* **Work item**
Retype the records that follow, every line exactly as written.

[Stored records]
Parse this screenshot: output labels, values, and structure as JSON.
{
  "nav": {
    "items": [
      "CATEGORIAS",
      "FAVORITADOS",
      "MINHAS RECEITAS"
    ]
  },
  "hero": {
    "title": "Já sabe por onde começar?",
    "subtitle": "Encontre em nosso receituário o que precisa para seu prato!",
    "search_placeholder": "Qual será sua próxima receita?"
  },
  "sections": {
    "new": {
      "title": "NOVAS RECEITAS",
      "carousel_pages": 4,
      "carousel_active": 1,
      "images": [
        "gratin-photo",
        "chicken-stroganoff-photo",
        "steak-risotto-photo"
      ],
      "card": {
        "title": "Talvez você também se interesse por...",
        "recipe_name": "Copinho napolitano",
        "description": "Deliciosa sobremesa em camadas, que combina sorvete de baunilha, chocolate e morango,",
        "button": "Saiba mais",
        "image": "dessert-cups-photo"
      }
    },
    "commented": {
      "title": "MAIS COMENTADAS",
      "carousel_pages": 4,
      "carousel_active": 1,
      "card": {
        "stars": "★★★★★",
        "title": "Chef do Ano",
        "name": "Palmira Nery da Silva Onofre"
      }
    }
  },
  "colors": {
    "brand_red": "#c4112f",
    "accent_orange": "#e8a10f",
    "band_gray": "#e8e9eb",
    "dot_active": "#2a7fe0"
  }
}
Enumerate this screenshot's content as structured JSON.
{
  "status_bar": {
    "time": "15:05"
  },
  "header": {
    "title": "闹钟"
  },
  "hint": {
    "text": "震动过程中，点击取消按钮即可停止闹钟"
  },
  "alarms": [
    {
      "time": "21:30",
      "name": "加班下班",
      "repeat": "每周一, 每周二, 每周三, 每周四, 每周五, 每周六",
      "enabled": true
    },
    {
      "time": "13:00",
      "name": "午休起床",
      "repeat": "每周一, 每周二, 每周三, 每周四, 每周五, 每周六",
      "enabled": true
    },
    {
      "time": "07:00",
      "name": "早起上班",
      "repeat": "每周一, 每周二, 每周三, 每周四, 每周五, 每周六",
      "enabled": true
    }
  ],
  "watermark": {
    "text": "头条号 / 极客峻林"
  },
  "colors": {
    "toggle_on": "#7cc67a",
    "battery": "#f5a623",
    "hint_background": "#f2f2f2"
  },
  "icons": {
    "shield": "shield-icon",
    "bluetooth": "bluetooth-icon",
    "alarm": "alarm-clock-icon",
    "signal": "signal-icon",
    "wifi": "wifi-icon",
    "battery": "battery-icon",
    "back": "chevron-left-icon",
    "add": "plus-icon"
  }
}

* **Answer below**
Parse this screenshot: output labels, values, and structure as JSON.
{
  "nav": {
    "items": [
      "CATEGORIAS",
      "FAVORITADOS",
      "MINHAS RECEITAS"
    ]
  },
  "hero": {
    "title": "Já sabe por onde começar?",
    "subtitle": "Encontre em nosso receituário o que precisa para seu prato!",
    "search_placeholder": "Qual será sua próxima receita?"
  },
  "sections": {
    "new": {
      "title": "NOVAS RECEITAS",
      "carousel_pages": 4,
      "carousel_active": 1,
      "images": [
        "gratin-photo",
        "chicken-stroganoff-photo",
        "steak-risotto-photo"
      ],
      "card": {
        "title": "Talvez você também se interesse por...",
        "recipe_name": "Copinho napolitano",
        "description": "Deliciosa sobremesa em camadas, que combina sorvete de baunilha, chocolate e morango,",
        "button": "Saiba mais",
        "image": "dessert-cups-photo"
      }
    },
    "commented": {
      "title": "MAIS COMENTADAS",
      "carousel_pages": 4,
      "carousel_active": 1,
      "card": {
        "stars": "★★★★★",
        "title": "Chef do Ano",
        "name": "Palmira Nery da Silva Onofre"
      }
    }
  },
  "colors": {
    "brand_red": "#c4112f",
    "accent_orange": "#e8a10f",
    "band_gray": "#e8e9eb",
    "dot_active": "#2a7fe0"
  }
}
Enumerate this screenshot's content as structured JSON.
{
  "status_bar": {
    "time": "15:05"
  },
  "header": {
    "title": "闹钟"
  },
  "hint": {
    "text": "震动过程中，点击取消按钮即可停止闹钟"
  },
  "alarms": [
    {
      "time": "21:30",
      "name": "加班下班",
      "repeat": "每周一, 每周二, 每周三, 每周四, 每周五, 每周六",
      "enabled": true
    },
    {
      "time": "13:00",
      "name": "午休起床",
      "repeat": "每周一, 每周二, 每周三, 每周四, 每周五, 每周六",
      "enabled": true
    },
    {
      "time": "07:00",
      "name": "早起上班",
      "repeat": "每周一, 每周二, 每周三, 每周四, 每周五, 每周六",
      "enabled": true
    }
  ],
  "watermark": {
    "text": "头条号 / 极客峻林"
  },
  "colors": {
    "toggle_on": "#7cc67a",
    "battery": "#f5a623",
    "hint_background": "#f2f2f2"
  },
  "icons": {
    "shield": "shield-icon",
    "bluetooth": "bluetooth-icon",
    "alarm": "alarm-clock-icon",
    "signal": "signal-icon",
    "wifi": "wifi-icon",
    "battery": "battery-icon",
    "back": "chevron-left-icon",
    "add": "plus-icon"
  }
}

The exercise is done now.